SUMMARY PARAGRAPH for SCS22
SCS22 encodes a VAP (VAMP/synaptobrevin-associated protein) family member that appears to play a minor role in the regulation of phospholipid biosynthesis (1). Scs22p has sequence similarity with Scs2p, a type II membrane protein (5, 6) that regulates intracellular lipid traffic and phospholipid biosynthesis (6). Strains deleted for SCS2 have a conditional inositol auxotrophy that can be suppressed by overexpression of the rate-limiting enzyme in inositol synthesis (INO1) (5), or by deletion of genes in the CDP-choline pathway (CKI1, PCT1, and CPT1) (7), while strains deleted for SCS22 alone do not exhibit an inositol auxotrophy (1). However, scs2 scs22 double mutants have a more severe phenotype than scs2 single mutants, suggesting a parallel function for SCS22 (1). Strains deleted for SCS2 also have a telomere silencing defect (8). However, strains deleted for SCS22 are not defective for silencing at the telomere, nor do they modify the silencing defect of an scs2 single mutant (8).

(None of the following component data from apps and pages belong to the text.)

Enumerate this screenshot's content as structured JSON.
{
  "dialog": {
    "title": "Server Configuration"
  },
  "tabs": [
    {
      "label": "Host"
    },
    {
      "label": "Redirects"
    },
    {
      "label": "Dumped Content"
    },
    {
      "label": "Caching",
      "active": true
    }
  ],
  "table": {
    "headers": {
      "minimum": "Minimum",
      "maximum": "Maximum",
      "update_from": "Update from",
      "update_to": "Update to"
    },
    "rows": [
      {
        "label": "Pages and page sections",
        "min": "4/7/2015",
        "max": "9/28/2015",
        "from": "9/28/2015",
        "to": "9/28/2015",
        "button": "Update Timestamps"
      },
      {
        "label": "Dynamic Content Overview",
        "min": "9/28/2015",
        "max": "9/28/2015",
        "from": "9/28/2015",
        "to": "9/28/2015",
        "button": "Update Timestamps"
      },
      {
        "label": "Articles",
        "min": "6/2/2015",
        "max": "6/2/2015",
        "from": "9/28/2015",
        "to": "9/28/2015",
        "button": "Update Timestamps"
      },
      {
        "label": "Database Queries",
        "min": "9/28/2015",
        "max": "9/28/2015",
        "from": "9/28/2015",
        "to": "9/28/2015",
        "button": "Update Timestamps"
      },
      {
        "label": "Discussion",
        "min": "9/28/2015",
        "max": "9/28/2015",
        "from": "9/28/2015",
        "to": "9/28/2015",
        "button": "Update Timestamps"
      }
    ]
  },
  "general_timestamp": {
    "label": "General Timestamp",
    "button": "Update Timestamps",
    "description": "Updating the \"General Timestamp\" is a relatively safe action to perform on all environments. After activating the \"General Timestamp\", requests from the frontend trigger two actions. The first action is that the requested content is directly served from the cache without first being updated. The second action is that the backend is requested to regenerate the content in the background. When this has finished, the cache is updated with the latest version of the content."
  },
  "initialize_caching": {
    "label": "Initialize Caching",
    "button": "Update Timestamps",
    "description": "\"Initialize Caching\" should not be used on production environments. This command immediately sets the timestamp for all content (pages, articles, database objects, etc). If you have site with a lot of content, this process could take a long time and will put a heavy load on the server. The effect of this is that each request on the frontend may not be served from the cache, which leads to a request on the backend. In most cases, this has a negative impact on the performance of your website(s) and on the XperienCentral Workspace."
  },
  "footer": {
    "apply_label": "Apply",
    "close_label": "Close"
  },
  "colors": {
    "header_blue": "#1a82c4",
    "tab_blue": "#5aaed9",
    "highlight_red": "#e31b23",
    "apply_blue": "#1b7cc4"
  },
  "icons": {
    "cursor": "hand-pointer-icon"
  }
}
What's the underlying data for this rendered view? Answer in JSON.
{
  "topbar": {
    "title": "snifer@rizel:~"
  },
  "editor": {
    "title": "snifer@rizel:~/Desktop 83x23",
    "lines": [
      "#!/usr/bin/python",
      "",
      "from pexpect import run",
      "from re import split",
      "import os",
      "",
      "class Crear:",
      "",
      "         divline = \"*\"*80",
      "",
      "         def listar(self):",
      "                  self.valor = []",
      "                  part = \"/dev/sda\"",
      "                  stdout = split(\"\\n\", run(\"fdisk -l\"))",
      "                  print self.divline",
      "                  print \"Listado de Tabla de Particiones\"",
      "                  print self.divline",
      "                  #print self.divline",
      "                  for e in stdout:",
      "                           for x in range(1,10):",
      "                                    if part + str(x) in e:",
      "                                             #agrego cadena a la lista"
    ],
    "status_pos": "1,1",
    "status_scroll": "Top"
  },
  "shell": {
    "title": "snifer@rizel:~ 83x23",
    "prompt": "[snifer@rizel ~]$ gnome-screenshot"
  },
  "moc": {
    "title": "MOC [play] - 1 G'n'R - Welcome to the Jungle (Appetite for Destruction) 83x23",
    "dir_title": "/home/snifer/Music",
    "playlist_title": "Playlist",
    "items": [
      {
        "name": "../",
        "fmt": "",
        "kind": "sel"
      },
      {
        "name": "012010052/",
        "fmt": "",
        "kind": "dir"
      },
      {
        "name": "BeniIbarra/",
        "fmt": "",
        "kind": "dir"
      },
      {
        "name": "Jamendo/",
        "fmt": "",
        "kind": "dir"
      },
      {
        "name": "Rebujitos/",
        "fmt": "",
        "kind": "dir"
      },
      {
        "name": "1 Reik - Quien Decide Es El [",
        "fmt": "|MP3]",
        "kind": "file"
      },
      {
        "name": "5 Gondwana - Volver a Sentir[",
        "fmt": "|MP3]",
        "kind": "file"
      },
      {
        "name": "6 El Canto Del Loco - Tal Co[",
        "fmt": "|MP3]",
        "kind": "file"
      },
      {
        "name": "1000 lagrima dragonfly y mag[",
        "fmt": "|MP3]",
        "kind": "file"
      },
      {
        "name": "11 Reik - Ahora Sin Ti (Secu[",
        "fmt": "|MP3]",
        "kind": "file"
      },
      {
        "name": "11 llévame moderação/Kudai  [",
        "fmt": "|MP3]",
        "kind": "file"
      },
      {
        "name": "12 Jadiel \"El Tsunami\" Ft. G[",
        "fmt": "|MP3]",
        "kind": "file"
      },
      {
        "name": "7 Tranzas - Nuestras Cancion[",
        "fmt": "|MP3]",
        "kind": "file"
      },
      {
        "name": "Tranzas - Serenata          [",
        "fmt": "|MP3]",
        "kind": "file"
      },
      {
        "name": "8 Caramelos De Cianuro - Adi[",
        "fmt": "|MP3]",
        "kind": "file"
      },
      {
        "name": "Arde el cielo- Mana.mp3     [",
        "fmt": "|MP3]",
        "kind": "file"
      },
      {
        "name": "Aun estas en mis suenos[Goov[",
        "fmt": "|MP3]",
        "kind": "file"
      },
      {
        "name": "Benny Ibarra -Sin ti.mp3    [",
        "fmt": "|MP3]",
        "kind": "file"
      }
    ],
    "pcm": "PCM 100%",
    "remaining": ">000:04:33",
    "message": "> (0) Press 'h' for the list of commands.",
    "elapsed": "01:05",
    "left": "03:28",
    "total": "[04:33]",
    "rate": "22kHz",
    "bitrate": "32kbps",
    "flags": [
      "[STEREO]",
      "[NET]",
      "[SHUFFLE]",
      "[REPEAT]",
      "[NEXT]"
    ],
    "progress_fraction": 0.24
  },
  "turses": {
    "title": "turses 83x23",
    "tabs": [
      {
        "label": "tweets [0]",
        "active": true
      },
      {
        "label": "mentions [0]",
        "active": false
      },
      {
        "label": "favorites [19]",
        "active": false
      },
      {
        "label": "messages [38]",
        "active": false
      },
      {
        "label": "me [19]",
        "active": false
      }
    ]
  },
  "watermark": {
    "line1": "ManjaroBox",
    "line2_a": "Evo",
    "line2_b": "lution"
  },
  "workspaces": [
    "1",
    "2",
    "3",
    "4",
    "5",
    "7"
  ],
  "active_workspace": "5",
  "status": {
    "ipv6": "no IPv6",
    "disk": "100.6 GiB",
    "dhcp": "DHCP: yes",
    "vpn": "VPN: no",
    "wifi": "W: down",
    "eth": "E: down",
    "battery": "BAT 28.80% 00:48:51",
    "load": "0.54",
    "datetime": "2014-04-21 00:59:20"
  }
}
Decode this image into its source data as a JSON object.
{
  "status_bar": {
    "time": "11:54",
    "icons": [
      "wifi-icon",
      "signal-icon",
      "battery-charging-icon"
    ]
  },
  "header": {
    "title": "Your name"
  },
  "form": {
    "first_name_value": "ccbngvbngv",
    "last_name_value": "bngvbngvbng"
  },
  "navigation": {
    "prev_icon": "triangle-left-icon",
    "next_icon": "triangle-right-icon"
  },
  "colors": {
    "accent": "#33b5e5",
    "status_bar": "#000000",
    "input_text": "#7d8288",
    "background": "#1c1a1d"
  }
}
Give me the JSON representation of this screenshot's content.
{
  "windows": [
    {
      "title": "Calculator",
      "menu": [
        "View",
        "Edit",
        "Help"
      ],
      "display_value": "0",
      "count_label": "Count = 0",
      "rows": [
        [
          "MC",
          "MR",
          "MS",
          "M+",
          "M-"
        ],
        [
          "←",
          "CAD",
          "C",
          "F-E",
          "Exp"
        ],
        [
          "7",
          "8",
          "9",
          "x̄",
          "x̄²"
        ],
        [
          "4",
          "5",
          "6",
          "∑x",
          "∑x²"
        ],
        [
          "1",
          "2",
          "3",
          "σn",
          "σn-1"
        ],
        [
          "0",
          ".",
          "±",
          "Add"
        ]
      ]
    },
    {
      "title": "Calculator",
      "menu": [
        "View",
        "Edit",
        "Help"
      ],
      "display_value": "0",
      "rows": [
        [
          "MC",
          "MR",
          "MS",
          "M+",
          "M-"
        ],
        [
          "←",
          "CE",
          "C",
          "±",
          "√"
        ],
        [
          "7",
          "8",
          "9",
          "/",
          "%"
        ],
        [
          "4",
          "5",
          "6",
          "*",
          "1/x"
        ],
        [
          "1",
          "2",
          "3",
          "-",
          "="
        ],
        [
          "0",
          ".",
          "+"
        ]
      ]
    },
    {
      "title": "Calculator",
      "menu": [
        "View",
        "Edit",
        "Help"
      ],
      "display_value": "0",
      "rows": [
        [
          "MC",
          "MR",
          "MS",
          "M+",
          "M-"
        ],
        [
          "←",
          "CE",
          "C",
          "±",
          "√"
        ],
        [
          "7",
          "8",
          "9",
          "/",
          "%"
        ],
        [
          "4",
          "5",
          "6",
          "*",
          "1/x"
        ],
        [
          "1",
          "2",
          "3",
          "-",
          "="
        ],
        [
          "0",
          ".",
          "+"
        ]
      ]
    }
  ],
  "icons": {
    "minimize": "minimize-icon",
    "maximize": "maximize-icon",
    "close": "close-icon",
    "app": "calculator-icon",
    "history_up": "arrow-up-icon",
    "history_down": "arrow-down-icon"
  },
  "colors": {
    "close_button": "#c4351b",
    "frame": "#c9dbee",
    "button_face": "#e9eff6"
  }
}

SCS22 has sequence similarity with three human VAP family members VAP-A (OMIM), VAP-B (OMIM) and VAP-C (OMIM) (a VAP-B splicing variant) (9) that are involved in recruiting FFAT (two phenylalanines (FF) in an Acidic Tract)-motif containing lipid-binding proteins to the ER similar to the SCS2 protein in yeast (10, 1, 6). Human VAP family members have also been implicated in both vesicular trafficking and organization of microtubule networks (references found within 11). The human VAP-A gene can partially complement the function of yeast VAPs by rescuing the inositol auxotrophy of an scs2 scs22 double mutant under less stringent conditions, and this rescue is dependent upon the integrity of the FFAT-binding region of VAP-A (1). Mutations in the human VAP-B gene cause atypical amyotrophic lateral sclerosis (ALS) type 8 (a neurodegenerative disease also known as Lou Gehrig's disease; OMIM), and late-onset spinal muscular atrophy (SMA) (OMIM) (12).
Last updated: 2007-06-01